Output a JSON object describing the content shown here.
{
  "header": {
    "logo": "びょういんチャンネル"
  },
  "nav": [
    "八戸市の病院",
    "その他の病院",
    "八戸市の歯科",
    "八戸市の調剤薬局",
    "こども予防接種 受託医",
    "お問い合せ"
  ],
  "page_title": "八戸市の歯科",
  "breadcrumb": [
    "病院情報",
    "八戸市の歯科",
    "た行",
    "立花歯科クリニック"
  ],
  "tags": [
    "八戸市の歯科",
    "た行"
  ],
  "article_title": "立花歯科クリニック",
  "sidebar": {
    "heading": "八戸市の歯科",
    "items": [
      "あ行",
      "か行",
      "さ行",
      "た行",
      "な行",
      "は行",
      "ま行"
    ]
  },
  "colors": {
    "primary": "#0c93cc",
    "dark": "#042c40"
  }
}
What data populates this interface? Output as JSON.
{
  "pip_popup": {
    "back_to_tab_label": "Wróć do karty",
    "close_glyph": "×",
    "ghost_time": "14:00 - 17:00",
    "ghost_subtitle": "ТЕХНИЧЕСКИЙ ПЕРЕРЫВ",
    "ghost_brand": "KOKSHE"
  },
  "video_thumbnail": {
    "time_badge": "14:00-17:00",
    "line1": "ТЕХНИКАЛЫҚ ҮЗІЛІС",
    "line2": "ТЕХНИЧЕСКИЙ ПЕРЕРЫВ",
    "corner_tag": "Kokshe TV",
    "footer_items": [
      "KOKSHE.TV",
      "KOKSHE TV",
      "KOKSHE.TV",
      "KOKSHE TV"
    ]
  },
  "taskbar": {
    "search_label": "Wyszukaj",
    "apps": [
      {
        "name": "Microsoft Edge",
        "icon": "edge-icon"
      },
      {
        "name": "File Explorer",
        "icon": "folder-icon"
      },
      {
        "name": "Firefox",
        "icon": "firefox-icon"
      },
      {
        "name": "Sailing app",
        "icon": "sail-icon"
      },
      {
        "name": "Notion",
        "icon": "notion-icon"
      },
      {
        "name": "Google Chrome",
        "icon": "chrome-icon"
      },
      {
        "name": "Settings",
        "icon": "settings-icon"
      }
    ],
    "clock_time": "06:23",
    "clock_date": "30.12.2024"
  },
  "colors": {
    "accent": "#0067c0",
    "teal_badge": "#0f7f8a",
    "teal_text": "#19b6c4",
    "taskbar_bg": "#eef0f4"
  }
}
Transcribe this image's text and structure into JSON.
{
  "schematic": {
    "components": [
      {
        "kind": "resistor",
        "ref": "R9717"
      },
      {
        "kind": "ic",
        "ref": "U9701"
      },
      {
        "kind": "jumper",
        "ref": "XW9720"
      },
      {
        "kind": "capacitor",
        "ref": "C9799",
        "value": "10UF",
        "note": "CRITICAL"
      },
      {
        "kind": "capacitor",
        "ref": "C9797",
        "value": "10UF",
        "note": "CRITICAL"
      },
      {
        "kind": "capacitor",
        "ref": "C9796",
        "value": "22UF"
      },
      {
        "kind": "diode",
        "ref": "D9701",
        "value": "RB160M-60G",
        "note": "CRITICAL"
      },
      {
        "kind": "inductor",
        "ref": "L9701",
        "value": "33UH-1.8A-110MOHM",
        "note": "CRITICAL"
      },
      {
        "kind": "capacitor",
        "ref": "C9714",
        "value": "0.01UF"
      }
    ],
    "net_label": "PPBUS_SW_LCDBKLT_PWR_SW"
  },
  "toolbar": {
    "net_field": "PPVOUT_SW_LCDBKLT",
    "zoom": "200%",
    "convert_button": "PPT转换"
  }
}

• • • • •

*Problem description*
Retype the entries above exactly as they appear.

*Answer section*
Output a JSON object describing the content shown here.
{
  "header": {
    "logo": "びょういんチャンネル"
  },
  "nav": [
    "八戸市の病院",
    "その他の病院",
    "八戸市の歯科",
    "八戸市の調剤薬局",
    "こども予防接種 受託医",
    "お問い合せ"
  ],
  "page_title": "八戸市の歯科",
  "breadcrumb": [
    "病院情報",
    "八戸市の歯科",
    "た行",
    "立花歯科クリニック"
  ],
  "tags": [
    "八戸市の歯科",
    "た行"
  ],
  "article_title": "立花歯科クリニック",
  "sidebar": {
    "heading": "八戸市の歯科",
    "items": [
      "あ行",
      "か行",
      "さ行",
      "た行",
      "な行",
      "は行",
      "ま行"
    ]
  },
  "colors": {
    "primary": "#0c93cc",
    "dark": "#042c40"
  }
}
What data populates this interface? Output as JSON.
{
  "pip_popup": {
    "back_to_tab_label": "Wróć do karty",
    "close_glyph": "×",
    "ghost_time": "14:00 - 17:00",
    "ghost_subtitle": "ТЕХНИЧЕСКИЙ ПЕРЕРЫВ",
    "ghost_brand": "KOKSHE"
  },
  "video_thumbnail": {
    "time_badge": "14:00-17:00",
    "line1": "ТЕХНИКАЛЫҚ ҮЗІЛІС",
    "line2": "ТЕХНИЧЕСКИЙ ПЕРЕРЫВ",
    "corner_tag": "Kokshe TV",
    "footer_items": [
      "KOKSHE.TV",
      "KOKSHE TV",
      "KOKSHE.TV",
      "KOKSHE TV"
    ]
  },
  "taskbar": {
    "search_label": "Wyszukaj",
    "apps": [
      {
        "name": "Microsoft Edge",
        "icon": "edge-icon"
      },
      {
        "name": "File Explorer",
        "icon": "folder-icon"
      },
      {
        "name": "Firefox",
        "icon": "firefox-icon"
      },
      {
        "name": "Sailing app",
        "icon": "sail-icon"
      },
      {
        "name": "Notion",
        "icon": "notion-icon"
      },
      {
        "name": "Google Chrome",
        "icon": "chrome-icon"
      },
      {
        "name": "Settings",
        "icon": "settings-icon"
      }
    ],
    "clock_time": "06:23",
    "clock_date": "30.12.2024"
  },
  "colors": {
    "accent": "#0067c0",
    "teal_badge": "#0f7f8a",
    "teal_text": "#19b6c4",
    "taskbar_bg": "#eef0f4"
  }
}
Transcribe this image's text and structure into JSON.
{
  "schematic": {
    "components": [
      {
        "kind": "resistor",
        "ref": "R9717"
      },
      {
        "kind": "ic",
        "ref": "U9701"
      },
      {
        "kind": "jumper",
        "ref": "XW9720"
      },
      {
        "kind": "capacitor",
        "ref": "C9799",
        "value": "10UF",
        "note": "CRITICAL"
      },
      {
        "kind": "capacitor",
        "ref": "C9797",
        "value": "10UF",
        "note": "CRITICAL"
      },
      {
        "kind": "capacitor",
        "ref": "C9796",
        "value": "22UF"
      },
      {
        "kind": "diode",
        "ref": "D9701",
        "value": "RB160M-60G",
        "note": "CRITICAL"
      },
      {
        "kind": "inductor",
        "ref": "L9701",
        "value": "33UH-1.8A-110MOHM",
        "note": "CRITICAL"
      },
      {
        "kind": "capacitor",
        "ref": "C9714",
        "value": "0.01UF"
      }
    ],
    "net_label": "PPBUS_SW_LCDBKLT_PWR_SW"
  },
  "toolbar": {
    "net_field": "PPVOUT_SW_LCDBKLT",
    "zoom": "200%",
    "convert_button": "PPT转换"
  }
}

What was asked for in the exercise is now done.